Robert Corn-Revere explores the drive to regulate violence in the media in annual Silha Lecture
By Patrick File
Corn-Revere speaks to a packed house at Cowles Auditorium in the Humphrey Center.
Photo by Terry Faust
Attempts to control violence depicted on television and in video games are likely to continue, even though "the kids are all right," according to the 2007 Silha lecturer.
Attorney Robert Corn-Revere delivered the 22nd annual Silha Lecture, titled "The Kids Are All Right: Violent Media, Free Expression and the Drive to Regulate," to an overflow audience at the Cowles Auditorium on the Twin Cities campus on Oct. 1, 2007. A partner with Davis Wright Tremaine in Washington, D.C., Corn-Revere has been involved with major media regulatory proceedings since the late 1990s, most recently serving as lead counsel for CBS in CBS Corporation, Inc. v. Federal Communications Commission (06-3575), the Super Bowl "wardrobe malfunction" case, which he argued before the 3rd U.S. Circuit Court of Appeals on Sept. 11, 2007.
According to Corn-Revere, events such as the grisly mass murder-suicides at Columbine High School in 1999 and Virginia Tech University in 2007 have led commentators and legislators to blame media violence for youthful rage.
Corn-Revere said that although lobbying groups and legislators have tried in recent years to mandate regulatory regimes for violent content in video games, movies and music, courts have struck down every such attempt. Most often, Corn-Revere said, legislators have tried to extend the narrow traditionally accepted categories of unprotected speech, such as obscenity, to encompass violent content. State and federal courts have resisted these strategies, however, ruling that violence in the media deserves as much First Amendment protection as that in literature or entertainment, and citing the practical problem of determining which media should be protected and which should not.

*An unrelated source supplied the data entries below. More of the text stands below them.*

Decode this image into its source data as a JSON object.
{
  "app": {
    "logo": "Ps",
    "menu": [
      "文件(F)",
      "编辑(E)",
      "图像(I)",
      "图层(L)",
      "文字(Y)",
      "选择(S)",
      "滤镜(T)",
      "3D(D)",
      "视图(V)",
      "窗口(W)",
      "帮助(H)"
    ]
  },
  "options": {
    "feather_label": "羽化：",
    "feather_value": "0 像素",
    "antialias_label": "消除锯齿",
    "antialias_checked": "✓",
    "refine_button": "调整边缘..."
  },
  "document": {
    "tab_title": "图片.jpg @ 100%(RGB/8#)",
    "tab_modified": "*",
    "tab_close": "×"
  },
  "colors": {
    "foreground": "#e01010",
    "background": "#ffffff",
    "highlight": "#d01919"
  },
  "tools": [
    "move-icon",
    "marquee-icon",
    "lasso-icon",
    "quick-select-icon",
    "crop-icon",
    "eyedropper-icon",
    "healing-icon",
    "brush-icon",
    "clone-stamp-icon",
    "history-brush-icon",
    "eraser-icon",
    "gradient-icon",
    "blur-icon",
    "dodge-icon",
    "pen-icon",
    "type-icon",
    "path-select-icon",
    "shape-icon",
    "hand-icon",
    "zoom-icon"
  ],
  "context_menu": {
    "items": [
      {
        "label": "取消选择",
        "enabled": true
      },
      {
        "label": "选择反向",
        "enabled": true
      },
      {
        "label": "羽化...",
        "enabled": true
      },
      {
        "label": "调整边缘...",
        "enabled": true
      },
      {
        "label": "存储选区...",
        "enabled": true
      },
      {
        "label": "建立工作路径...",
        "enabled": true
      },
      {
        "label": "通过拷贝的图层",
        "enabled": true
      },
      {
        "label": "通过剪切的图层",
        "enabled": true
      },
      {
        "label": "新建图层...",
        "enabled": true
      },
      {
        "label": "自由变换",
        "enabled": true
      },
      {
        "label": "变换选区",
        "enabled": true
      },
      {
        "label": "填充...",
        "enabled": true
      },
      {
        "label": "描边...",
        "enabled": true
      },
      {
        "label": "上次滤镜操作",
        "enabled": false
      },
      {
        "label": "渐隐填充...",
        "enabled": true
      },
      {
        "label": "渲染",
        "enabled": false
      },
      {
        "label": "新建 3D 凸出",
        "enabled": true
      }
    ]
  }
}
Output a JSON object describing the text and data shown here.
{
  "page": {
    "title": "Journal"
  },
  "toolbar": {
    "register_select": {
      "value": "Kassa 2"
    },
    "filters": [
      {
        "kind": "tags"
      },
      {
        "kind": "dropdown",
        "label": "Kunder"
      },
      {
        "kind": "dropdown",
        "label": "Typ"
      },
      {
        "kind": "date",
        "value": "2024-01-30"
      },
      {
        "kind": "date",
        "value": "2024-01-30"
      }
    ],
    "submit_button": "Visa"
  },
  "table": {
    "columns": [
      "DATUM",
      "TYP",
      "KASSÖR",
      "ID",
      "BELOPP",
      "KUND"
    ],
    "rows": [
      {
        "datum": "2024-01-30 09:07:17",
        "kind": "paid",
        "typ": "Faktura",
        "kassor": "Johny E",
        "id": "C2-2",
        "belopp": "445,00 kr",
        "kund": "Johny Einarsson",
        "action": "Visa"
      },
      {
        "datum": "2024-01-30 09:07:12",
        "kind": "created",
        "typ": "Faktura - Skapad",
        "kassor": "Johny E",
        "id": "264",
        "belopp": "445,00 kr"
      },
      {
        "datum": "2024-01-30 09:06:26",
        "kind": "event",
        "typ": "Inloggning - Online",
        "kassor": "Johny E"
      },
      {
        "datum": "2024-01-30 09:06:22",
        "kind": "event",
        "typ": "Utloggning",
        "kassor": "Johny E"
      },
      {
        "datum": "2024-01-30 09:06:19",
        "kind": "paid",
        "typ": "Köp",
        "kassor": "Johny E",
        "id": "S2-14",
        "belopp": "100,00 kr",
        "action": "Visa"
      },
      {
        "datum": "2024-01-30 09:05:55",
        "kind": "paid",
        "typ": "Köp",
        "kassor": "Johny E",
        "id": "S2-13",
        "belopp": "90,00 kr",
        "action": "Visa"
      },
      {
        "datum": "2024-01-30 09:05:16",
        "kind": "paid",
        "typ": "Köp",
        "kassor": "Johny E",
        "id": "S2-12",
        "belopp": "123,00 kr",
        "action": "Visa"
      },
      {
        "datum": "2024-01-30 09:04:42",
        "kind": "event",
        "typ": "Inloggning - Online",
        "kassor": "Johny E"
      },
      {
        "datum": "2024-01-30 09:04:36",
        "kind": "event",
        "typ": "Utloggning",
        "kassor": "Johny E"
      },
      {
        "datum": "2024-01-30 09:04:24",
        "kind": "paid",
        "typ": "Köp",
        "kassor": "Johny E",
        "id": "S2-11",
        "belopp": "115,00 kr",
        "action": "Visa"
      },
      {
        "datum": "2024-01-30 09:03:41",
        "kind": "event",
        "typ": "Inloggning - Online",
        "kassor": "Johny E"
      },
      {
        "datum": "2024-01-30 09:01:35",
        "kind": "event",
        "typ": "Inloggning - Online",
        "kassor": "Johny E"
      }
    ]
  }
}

Corn-Revere said that laws aimed at banning the sale of violent video games to minors have been struck down by courts in Oklahoma, Indiana, Missouri, Washington, California, Illinois, Michigan, Minnesota and Louisiana.
Such consistency among the courts notwithstanding, Corn-Revere said, the Federal Communications Commission (FCC) released a report in April 2007 that said Congress can and should act to limit how much violence children are exposed to on television. Corn-Revere was critical of the FCC report, which made no direct recommendations addressing the problems of defining excessively violent content, saying instead, "Congress could do so." He called this "purely a 'let Mikey try it' kind of approach to policy."
One possible solution the FCC proposed was "time-channeling," creating a safe-harbor period when violence on broadcast television would be prohibited. Corn-Revere compared time-channeling to the Maginot Line, a concept that "has become synonymous with a comically ineffective solution to a problem." He said that modern media, which enjoy fuller First Amendment protection than does broadcast television, have made a scheduling-based solution "irrelevant."
However, Corn-Revere said, "technology ... has also made protections available that simply didn't exist when the Supreme Court first considered the issue (of broadcast indecency regulation) in Pacifica in 1978." Popular digital video recorders like TiVo and most modern televisions make it possible for parents to actively monitor the programming their children are exposed to and can block access to some programs and channels they find too violent, he said.
Corn-Revere believes that the social science research upon which anti-media violence legislation has been based is "often mis-described and mis-cited." Courts that have closely examined the social science basis for protecting the interests of children have not found it as compelling as the legislators who have passed the laws, he said.
Moreover, Corn-Revere said, social measures focused on youth show that things are actually "tending to get better for people in that age group." He cited decreasing rates of drug and alcohol abuse among children, decreasing juvenile crime rates, lower youth suicide rates and fewer fights in high schools.
The Silha Lecture is supported by a generous endowment from the late Otto Silha and his wife, Helen.